College of Science & Mathematics
Sex crimes--Prevention and control; College students--Sexual behavior
Sexual aggression remains a pervasive problem in our society, with approximately one in five women reporting an unwanted sexual experience (Koss et al., 2007). A key construct associated with sexual aggression may be the endorsement of sexist beliefs, which have been conceptualized along two domains: Hostile and benevolent sexism (Glick & Fiske, 1996).Hostile sexist beliefs can predict engagement in sexual aggression (Malamuth et al.,1995); however, there is a paucity of research examining the influence of benevolent sexism on sexual aggression perpetration. The goal of this study is to explore the relationship between the three sub-factors of benevolent sexism (protective paternalism, complementary gender differentiation, and heterosexual intimacy) on sexual aggression using an established laboratory paradigm (Mitchell, Angelone, Hirschman & Lilly, 2002). A total of 188 college men participated in the video showing behavioral analogue of sexual aggression. A hierarchical linear regression revealed that men lower in complementary gender differentiation were more likely to engage in sexual aggression. Future directions and limitations are discussed.

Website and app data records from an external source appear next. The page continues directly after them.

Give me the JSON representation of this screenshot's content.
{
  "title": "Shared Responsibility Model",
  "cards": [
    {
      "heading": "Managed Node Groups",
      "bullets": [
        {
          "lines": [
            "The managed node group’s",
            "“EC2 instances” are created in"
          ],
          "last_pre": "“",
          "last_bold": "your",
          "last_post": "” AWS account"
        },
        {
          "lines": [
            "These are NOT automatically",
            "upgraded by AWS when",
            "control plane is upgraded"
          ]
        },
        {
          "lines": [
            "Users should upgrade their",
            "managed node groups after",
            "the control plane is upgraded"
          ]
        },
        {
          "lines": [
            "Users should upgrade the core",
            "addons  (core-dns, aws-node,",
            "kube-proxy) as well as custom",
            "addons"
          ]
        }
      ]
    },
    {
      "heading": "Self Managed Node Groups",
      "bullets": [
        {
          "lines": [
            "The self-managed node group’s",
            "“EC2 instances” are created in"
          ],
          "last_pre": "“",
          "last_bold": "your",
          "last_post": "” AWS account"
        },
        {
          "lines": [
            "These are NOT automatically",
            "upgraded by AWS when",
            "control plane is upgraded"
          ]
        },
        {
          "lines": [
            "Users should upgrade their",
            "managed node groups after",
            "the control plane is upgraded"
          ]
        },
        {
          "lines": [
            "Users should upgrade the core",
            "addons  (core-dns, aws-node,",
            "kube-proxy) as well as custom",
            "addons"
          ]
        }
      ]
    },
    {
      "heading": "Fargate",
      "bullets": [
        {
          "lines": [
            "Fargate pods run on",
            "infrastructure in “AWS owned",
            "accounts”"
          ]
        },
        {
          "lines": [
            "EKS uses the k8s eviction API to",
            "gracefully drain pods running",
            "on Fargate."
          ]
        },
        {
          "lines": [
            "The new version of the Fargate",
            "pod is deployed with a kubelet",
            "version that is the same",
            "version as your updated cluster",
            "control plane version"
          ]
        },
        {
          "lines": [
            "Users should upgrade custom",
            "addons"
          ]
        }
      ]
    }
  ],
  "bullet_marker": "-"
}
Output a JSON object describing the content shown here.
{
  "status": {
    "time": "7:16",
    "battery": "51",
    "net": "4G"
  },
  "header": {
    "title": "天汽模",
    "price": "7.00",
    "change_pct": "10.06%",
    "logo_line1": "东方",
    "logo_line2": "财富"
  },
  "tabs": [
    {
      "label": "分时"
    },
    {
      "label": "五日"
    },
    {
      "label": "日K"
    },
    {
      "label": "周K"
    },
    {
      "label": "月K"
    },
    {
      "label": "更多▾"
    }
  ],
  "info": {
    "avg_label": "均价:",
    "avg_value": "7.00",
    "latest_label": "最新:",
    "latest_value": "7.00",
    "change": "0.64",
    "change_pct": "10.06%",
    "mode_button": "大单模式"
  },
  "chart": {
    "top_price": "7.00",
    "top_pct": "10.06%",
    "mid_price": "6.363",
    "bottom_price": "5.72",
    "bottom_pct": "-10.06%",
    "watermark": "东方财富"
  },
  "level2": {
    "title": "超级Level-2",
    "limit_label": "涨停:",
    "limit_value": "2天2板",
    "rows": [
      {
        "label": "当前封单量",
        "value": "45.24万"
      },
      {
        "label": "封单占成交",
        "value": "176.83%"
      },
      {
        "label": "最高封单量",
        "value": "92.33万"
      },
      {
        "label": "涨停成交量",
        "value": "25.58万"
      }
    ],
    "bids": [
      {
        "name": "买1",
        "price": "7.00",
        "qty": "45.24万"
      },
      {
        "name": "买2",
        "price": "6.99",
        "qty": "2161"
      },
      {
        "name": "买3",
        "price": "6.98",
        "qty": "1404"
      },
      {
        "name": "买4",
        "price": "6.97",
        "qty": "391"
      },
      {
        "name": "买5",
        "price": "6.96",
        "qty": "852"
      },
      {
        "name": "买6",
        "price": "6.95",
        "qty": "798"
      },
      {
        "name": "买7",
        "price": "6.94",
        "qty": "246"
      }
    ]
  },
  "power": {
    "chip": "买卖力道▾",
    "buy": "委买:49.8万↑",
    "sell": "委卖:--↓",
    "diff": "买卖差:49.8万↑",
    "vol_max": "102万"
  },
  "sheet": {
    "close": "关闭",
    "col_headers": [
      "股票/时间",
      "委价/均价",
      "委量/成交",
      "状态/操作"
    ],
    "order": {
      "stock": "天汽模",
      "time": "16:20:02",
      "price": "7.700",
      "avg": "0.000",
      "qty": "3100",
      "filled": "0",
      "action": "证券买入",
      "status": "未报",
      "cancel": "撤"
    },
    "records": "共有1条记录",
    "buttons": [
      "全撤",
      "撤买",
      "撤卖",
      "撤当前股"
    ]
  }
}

Shilinsky, Alyssa Nicole, "Does benevolence benefit? Understanding the role of benevolent sexism sub-factors in predicting sexual aggression among men" (2016). Theses and Dissertations. 2045.